Who hasn’t been infuriated when images of war and violence from here, this country, and from images of violence around the world, come to view? It is much more difficult to live in it and we have to decide to not let feelings of solitude or despair overwhelms us.

Two weeks ago I took a training called STAR (which stands for Strategies for Trauma Awareness and Resilience)  One of the components of the training is meant to helps us understand that due to a traumatic experience, we get stuck in a cycle of violence… spinning around hurting ourselves or hurting others. In order to get out of this cycle, is important to first recognize it, and recognize when others are in this cycle, understand the signs that our own bodies are sending us, and then enable our minds to do everything within our reach to start a different path that seeks for truth, mercy, justice, peace, and reconciliation. Getting out of the cycles of violence requires the acknowledgement that we or others have been wounded, and as all wounds, if they can’t heal on their own, we need the help of someone else.

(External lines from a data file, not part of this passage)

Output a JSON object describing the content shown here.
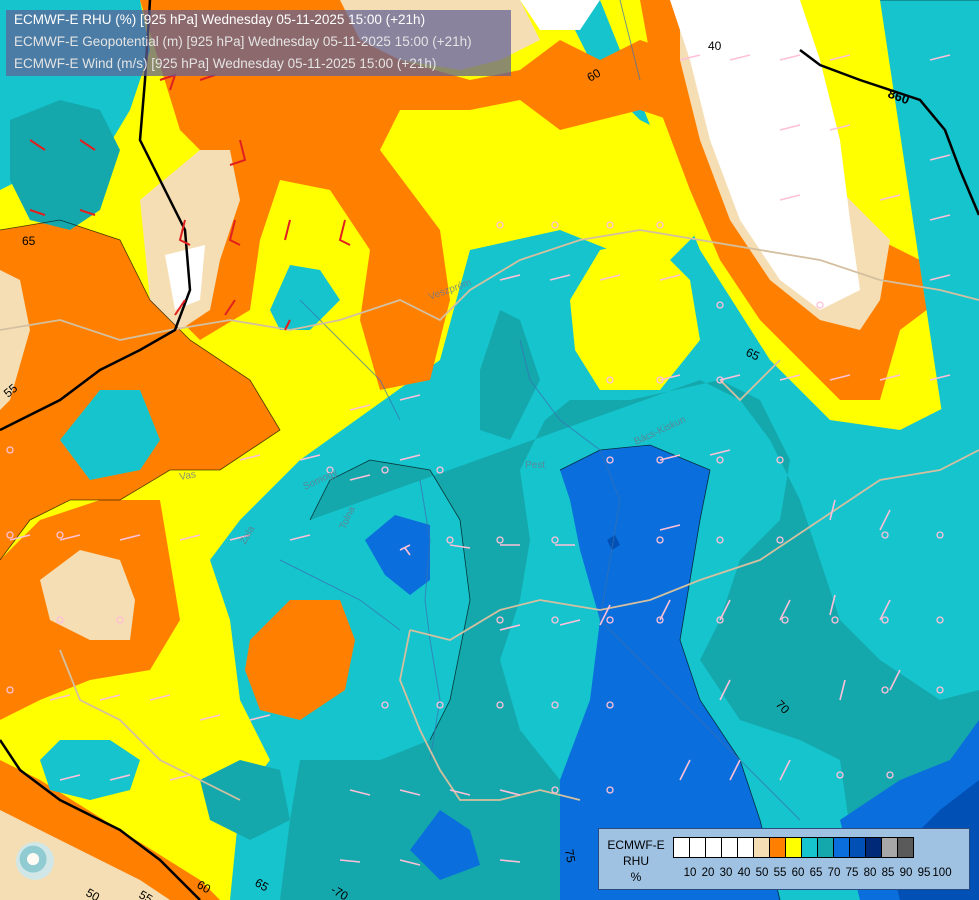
{
  "titles": {
    "rhu": "ECMWF-E RHU (%) [925 hPa] Wednesday 05-11-2025 15:00 (+21h)",
    "geopotential": "ECMWF-E Geopotential (m) [925 hPa] Wednesday 05-11-2025 15:00 (+21h)",
    "wind": "ECMWF-E Wind (m/s) [925 hPa] Wednesday 05-11-2025 15:00 (+21h)"
  },
  "contour_labels": {
    "rhu_65_nw": "65",
    "rhu_55_w": "55",
    "rhu_60_top": "60",
    "rhu_40_ne": "40",
    "rhu_65_e": "65",
    "rhu_70_se": "70",
    "rhu_75_s": "75",
    "rhu_50_sw": "50",
    "rhu_55_sw": "55",
    "rhu_60_sw": "60",
    "rhu_65_sw": "65",
    "rhu_70_sw": "-70",
    "geopotential_860": "860"
  },
  "place_labels": [
    "Vas",
    "Somogy",
    "Tolna",
    "Veszprém",
    "Pest",
    "Bács-Kiskun",
    "Zala"
  ],
  "legend": {
    "title_lines": [
      "ECMWF-E",
      "RHU",
      "%"
    ],
    "ticks": [
      "10",
      "20",
      "30",
      "40",
      "50",
      "55",
      "60",
      "65",
      "70",
      "75",
      "80",
      "85",
      "90",
      "95",
      "100"
    ],
    "colors": [
      "#ffffff",
      "#ffffff",
      "#ffffff",
      "#ffffff",
      "#ffffff",
      "#f5deb3",
      "#ff8000",
      "#ffff00",
      "#15c4cc",
      "#14a8ad",
      "#0a6fdc",
      "#0050b5",
      "#002a77",
      "#a8a8a8",
      "#5a5a5a"
    ]
  },
  "map_colors": {
    "rh_50_55": "#f5deb3",
    "rh_55_60": "#ff8000",
    "rh_60_65": "#ffff00",
    "rh_65_70": "#15c4cc",
    "rh_70_75": "#14a8ad",
    "rh_75_80": "#0a6fdc",
    "rh_80_85": "#0050b5",
    "border": "#d4c0a0",
    "river": "#3a6fb0",
    "wind_barb": "#ffc0d8",
    "wind_barb_strong": "#e02020",
    "geopotential_line": "#000000"
  }
}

Poverty and inequality are traumatic experiences and they might have kept our communities spinning in cycles of violence. This is not a formula, but instead, a lenses to understand ourselves and others. I tried to look at my family and the Colombian conflict, and my own family history, to identify the presence of cycles of violence, and boy did I find some.

It was important to apply the lenses of trauma to the Colombian conflict that has been going on for at least 60 years. All these years of trauma related experience have led some people to fight back, others to flight to find refuge, or simply freeze.  It doesn’t matter anymore who started, who committed what, where there has been so much hurt in a society what’s important is to find ways to break the cycle. I realize we all have been hurt one way or another, and when we decide to work at these cycles of violence and woundedness at all levels, that is when Colombia will begin to find peace.

It is easy to feel overwhelmed and scared. It seemed too big of task to address. But having the opportunity to share my suffering and my joys makes the load of all of us lighter.  Besides our most common responses to threat, people and societies have the power of resilience or to overcome difficulties, finding ways to not only survive but thrive. So I also started to look at the signs of resilience in Colombia. Days of Prayer and Action is a sign of resilience. We still get together, and our hope for peace is still unshaken.

Our scripture today ask us, “who are we, that we forget the connection to our Lord, the one who is present in the heavens and in the foundations of the earth? The Lord our God who divided the sea, who has made the impossible happen, and put his words in our mouths. God has covered us with his hands [to protect us].

For more difficult that our tasks seems to be remember that our God is a God of resilience, which we discover in our connection with each other, and our connection to the heavens and in our connection to the earth. Keeping this connection keeps our hope firm and solid.

I found this prayer in the materials of Days of Prayer and Action that I have read several times as I have felt disturbed by different tragedies taking place in Colombia, around the world, and here. I want to share it with you today because I found comfort and we know that comfort spreads around.

Grant us peace that will
BREAK our silence in the midst of violence then prophetic voices shall resonate
Grant us peace that will
PULL US DOWN from the steeple of our pride then we’ll learn to wash each other’s feet
Grant us peace that will
EMPTY us of hate and intolerance then we’ll turn guns into guitars and sing
Grant us peace that will
SHUT our mouths up when we speak too much then we’ll learn to listen and understand what others are saying
Grant us peace that will
DISTURB us in our apathy then we’ll dance together under the sun
Grant us peace that will
BURN our lethargic hearts then we’ll endure burning and let love and justice glow